Resume & Cover Letter
Putting the Best You on Paper.
What is a Resume?
A resume is a tailored document highlighting a person’s education, work experience, and skills. It is a summary of qualifications for a job, internship, scholarship, or other opportunities, and should be considered a marketing tool! Impress employers before you ever shake their hand by creating a flawless resume. Market your skills and experience so your potential employer can quickly see what you could bring to their organization. For more information and helpful tips and guidelines, download the Resume Writing handout.
Must-dos for resume writing:
- Keep your resume to one page.
- Use 10 to 12 size font in a professional style (no colors or fancy fonts).
- Include job title, organization, location, date, and a description of the skills you gained from each of your experiences in reverse chronological order.
- Make sure you’re positive and honest about your experience, skills, and capabilities.
- Proofread – your punctuation, grammar, and syntax must be flawless.
- Start each bullet point with an action verb. Check out the resume writing handout for a list of action verbs.

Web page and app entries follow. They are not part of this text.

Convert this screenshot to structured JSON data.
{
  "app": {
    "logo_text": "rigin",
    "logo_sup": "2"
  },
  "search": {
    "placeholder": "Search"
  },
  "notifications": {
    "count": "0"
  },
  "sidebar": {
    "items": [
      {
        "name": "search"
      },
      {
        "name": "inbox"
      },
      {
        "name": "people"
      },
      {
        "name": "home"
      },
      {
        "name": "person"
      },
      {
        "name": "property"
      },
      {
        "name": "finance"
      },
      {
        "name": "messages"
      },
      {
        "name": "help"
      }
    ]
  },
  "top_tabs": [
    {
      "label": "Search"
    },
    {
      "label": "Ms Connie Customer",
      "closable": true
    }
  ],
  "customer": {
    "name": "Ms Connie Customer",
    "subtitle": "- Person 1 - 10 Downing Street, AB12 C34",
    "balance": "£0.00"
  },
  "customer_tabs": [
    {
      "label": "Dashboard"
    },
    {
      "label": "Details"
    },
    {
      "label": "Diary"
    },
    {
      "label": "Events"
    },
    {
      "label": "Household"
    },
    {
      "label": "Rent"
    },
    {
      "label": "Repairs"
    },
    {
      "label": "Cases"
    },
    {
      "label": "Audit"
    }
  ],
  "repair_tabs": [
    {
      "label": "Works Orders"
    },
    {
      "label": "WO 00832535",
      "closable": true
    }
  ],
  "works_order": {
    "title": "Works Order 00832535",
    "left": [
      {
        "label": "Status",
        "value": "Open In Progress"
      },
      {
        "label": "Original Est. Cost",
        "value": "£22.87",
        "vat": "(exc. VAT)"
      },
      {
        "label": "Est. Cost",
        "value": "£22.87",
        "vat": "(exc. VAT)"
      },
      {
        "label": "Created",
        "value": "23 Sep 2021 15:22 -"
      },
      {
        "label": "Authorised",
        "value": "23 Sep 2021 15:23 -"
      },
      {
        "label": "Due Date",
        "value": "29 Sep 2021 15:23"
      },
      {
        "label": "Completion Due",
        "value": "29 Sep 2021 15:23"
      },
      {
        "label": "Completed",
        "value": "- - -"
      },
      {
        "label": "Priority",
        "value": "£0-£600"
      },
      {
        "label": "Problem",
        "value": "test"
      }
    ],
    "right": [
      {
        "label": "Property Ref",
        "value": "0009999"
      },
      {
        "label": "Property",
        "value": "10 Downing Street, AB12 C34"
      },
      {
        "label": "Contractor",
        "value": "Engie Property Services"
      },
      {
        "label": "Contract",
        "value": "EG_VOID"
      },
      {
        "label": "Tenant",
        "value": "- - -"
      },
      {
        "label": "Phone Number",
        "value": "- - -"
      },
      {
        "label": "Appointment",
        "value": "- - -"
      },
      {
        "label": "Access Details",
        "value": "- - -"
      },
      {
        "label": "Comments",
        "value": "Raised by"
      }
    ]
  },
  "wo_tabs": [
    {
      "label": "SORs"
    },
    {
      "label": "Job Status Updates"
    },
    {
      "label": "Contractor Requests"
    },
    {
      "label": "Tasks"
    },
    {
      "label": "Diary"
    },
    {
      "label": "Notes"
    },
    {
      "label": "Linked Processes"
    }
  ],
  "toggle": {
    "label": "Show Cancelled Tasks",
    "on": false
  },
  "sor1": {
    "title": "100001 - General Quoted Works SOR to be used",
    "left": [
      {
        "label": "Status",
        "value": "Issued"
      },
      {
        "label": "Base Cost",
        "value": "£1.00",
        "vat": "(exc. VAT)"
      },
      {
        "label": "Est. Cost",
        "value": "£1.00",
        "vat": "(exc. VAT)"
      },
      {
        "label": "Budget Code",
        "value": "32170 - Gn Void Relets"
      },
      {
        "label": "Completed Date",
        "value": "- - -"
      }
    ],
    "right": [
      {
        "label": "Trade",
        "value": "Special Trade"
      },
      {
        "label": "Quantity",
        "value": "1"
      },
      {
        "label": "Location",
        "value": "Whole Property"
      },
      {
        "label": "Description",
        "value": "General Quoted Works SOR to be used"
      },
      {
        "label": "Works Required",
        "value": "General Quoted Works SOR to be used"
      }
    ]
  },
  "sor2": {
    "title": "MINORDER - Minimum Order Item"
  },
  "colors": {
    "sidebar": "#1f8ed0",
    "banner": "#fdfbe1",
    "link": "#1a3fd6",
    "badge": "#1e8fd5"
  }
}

Resume examples based on major & industry:
- Acting resume guide and example
- Advertising resume example
- Digital Filmmaking resume example
- Graphic Design resume examples
- Public Relations resume example
- Vocal Performance resume example
What is a Cover Letter?
Cover Letters are another important part of impressing an employer and creating your personal brand. The best way to entice an employer to read your resume is to write a cover letter that highlights specific reasons why you would be a good fit for the position. Download the Cover Letter Writing handout for more details and sample cover letter language.
Must-dos for cover letter writing:
- Address the letter to a specific person by name and title.
- Match the font style and size to your resume.
- Tailor your cover letter to the specific position and company.
- Highlight your specific experiences or skills that match what the employer is seeking.
- Focus on how you can benefit the company, not how they can benefit you.